US3851724 *Feb 25, 1974Dec 3, 1974BomcoAcoustic damping structures
US4215764 *Jul 1, 1976Aug 5, 1980Fiber Materials, Inc.Acoustic filter
US5325649 *Jul 7, 1992Jul 5, 1994Nikken Seattle, Inc.Easily-assembled housing structure and connectors thereof
US5713161 *Feb 3, 1995Feb 3, 1998Durisol Materials LimitedNoise-protection screen
Classifications
U.S. Classification181/200, 52/144
International ClassificationE04B1/82, E04B1/84, E04B1/86
Cooperative ClassificationE04B2001/8452, E04B1/86, E04B2001/8414, E04B1/82, E04B2001/8263

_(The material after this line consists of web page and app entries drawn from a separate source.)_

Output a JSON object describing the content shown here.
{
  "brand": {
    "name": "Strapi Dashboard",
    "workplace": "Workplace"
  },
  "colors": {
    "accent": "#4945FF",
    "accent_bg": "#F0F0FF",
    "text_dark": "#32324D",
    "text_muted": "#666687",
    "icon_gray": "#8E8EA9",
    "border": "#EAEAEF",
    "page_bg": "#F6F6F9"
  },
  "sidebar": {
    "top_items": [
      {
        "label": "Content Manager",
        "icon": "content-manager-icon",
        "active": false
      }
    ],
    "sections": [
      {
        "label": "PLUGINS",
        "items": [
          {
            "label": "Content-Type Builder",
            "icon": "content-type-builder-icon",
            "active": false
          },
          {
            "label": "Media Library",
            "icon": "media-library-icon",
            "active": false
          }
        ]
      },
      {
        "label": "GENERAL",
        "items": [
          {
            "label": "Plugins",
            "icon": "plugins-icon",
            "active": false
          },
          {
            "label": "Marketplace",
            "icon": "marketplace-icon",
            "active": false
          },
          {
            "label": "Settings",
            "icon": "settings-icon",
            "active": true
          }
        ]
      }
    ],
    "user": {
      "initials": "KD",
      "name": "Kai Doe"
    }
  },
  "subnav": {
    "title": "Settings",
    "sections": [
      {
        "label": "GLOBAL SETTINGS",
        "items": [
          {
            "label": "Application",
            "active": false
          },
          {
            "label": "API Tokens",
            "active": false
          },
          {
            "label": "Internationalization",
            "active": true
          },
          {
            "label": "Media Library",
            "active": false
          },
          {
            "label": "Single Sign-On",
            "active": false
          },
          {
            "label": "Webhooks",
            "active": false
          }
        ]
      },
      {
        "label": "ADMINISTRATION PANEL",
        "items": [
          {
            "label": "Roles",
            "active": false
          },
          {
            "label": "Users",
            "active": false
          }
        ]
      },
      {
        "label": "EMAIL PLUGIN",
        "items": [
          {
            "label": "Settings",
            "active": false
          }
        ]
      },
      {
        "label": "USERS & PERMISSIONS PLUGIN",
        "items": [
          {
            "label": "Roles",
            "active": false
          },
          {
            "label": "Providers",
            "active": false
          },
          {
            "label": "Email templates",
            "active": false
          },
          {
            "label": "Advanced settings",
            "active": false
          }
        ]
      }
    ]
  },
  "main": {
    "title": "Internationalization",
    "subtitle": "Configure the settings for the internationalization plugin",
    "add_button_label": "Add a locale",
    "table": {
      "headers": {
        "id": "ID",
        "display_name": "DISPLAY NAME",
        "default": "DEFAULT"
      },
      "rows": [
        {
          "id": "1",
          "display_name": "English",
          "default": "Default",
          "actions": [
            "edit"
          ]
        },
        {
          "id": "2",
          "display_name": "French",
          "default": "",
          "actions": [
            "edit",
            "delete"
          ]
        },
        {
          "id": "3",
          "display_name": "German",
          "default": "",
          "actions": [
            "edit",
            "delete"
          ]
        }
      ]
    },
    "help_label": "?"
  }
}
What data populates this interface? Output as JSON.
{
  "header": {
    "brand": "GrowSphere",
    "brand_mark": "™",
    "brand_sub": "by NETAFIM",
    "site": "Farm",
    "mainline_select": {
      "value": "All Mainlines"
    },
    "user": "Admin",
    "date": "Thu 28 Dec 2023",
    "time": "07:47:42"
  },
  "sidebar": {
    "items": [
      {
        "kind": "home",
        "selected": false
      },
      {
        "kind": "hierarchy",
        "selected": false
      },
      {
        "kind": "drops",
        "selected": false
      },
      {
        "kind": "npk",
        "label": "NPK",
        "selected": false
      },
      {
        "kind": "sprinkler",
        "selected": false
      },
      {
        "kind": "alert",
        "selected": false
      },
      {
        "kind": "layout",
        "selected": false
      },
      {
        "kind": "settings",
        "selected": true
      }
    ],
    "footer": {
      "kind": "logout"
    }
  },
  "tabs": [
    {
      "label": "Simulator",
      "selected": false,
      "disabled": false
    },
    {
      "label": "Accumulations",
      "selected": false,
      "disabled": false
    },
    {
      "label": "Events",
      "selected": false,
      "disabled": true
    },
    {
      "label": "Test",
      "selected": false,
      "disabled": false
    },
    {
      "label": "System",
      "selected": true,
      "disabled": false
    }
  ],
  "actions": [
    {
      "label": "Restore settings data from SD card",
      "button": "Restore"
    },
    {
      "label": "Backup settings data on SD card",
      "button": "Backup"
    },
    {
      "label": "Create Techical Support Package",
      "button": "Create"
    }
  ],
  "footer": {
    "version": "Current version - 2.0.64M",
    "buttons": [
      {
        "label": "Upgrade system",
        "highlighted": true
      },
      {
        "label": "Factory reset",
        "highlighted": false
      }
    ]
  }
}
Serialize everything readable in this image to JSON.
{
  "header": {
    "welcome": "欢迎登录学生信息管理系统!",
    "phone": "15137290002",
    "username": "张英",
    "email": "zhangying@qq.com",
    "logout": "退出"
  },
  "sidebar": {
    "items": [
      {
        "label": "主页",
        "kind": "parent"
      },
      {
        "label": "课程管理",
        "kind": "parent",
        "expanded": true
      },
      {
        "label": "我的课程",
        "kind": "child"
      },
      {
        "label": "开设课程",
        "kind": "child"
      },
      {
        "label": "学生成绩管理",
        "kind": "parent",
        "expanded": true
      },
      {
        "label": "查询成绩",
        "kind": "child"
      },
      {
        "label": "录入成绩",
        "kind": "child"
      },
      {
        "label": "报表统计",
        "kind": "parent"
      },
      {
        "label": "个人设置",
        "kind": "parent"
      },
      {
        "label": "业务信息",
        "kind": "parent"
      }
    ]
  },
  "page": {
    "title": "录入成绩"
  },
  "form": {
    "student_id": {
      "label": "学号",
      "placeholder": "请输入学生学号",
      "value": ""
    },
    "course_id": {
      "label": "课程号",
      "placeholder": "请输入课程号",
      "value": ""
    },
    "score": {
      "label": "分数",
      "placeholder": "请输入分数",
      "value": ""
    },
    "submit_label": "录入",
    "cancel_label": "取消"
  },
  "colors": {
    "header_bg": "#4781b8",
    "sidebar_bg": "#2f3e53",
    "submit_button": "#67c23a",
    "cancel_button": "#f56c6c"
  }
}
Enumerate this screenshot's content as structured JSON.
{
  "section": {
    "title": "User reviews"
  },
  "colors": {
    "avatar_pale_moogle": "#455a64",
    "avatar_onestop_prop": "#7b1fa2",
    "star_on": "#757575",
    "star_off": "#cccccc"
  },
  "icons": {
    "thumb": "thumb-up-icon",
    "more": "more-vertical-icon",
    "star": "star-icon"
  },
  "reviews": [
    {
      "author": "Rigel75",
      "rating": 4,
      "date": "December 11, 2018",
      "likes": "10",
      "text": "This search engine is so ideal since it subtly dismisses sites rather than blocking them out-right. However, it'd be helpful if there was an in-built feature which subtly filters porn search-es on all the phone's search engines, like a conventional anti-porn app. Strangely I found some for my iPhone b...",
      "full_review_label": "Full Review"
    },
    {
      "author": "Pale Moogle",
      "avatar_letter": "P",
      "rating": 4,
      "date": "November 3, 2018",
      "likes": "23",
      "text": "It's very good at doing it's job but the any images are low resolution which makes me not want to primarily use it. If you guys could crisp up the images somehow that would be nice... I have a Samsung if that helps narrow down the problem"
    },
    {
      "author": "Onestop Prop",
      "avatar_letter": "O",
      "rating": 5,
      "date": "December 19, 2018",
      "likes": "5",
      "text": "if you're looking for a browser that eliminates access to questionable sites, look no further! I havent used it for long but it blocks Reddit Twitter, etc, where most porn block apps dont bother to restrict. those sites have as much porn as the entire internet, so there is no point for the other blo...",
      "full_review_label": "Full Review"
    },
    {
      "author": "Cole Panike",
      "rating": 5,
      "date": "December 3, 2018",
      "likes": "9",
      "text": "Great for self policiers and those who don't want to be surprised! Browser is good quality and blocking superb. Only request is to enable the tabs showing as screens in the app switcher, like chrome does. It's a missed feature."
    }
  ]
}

European ClassificationE04B1/86, E04B1/82
Legal Events
DateCodeEventDescription
Nov 14, 1988AS01Change of name
Owner name: ST. JOE MINERALS CORPORATION
Owner name: ST. JOSEPH LEAD COMPANY, THE
Effective date: 19700511
Nov 14, 1988ASAssignment
Owner name: ST. JOE MINERALS CORPORATION
Free format text: CHANGE OF NAME;ASSIGNOR:ST. JOSEPH LEAD COMPANY, THE;REEL/FRAME:004969/0098
Effective date: 19700511
Owner name: ST. JOE MINERALS CORPORATION, STATELESS